methods such as hydroponics and utilizes artificial lights to provide plants
with the nutrients and light levels required for growth. A wide variety of
plants can be grown indoors, but fruits, vegetables, and herbs are the most
popular. Indoor farming, often referred to as indoor gardening, can be used on
both small and large scales, in home and commercially. However, indoor
farming has a particular popularity in large cities where plots of land, in any
size, are not readily available for growing and farming. Most indoor farming
uses a combination of hydroponics and artificial lighting to provide plants
with the nutrients and light they would only receive when grown outdoors.
However, some indoor farming methods, like those implemented in
greenhouses, can use a combination of natural and artificial resources.
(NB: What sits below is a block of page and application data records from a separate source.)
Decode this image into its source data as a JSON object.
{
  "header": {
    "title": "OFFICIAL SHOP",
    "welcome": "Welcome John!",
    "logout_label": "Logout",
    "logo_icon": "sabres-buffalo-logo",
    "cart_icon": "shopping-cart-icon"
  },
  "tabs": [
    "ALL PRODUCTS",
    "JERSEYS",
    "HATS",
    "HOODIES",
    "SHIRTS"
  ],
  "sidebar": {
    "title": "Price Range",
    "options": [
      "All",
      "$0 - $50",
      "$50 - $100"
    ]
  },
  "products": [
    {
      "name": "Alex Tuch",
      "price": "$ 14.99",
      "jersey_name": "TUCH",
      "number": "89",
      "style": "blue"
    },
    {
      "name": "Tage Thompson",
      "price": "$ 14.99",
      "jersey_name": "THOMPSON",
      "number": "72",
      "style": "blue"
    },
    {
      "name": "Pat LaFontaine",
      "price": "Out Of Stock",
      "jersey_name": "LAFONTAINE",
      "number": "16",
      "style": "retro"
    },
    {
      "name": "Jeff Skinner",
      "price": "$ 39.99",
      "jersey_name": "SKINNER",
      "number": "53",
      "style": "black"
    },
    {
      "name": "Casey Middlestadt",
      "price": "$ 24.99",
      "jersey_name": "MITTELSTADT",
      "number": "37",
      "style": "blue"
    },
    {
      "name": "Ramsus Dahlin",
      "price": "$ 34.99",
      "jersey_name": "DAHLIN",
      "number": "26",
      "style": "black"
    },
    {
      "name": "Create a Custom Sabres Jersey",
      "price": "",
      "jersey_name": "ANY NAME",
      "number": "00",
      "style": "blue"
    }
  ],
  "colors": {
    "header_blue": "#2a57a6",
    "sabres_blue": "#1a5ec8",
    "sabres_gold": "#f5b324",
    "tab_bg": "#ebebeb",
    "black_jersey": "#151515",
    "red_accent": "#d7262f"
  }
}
When
growing indoors, many indoor farmers appreciate having more control over
the environment than they do when they are using traditional farming
methods. Light amounts, nutrition levels, and moisture levels can all be
controlled by the farmer when they are growing crops solely indoors. Some of
the most popular plants grown indoors are usually crop plants like lettuce,
tomatoes, peppers, and herbs.
 Organic Farming

Organic farming is a method of crop and livestock production that involves much more
than choosing not to use pesticides, fertilizers, genetically modified organisms, antibiotics
and growth hormones. Organic production is a holistic system designed to optimize the
productivity and fitness of diverse communities within the agro-ecosystem, including soil
organisms, plants, livestock and people. The principal goal of organic production is to
develop enterprises that are sustainable and harmonious with the environment.

Advantages Includes:

Water conservation and protection.

Reduced use of inputs, such as diesel and fertilizer that may harm the earth.

Improved and protected biodiversity.

Minimized or eliminated use of toxic substances that harm the planet.

Decreased risk of global warming triggers.


 Container Gardening

Container gardening or pot gardening is the practice of growing plants, including


edible plants, exclusively in containers instead of planting them in the ground. A
container gardening is a small, enclosed and usually portable object used for
displaying live flowers or plants. It may take the form of a pot, box, tub, pot,
basket, tin, barrel or hanging basket.

Many types of plants are suitable for the container, including decorative flowers,
herbs, cacti, vegetables, and small trees. There are many advantages to growing
plants in containers, namely:

Less risk of soil-borne disease

Virtually eliminate weed problems

Mobile plants give more control over moisture, sunlight & temperature

Pest control is easier

Harvesting is a breeze

Save on water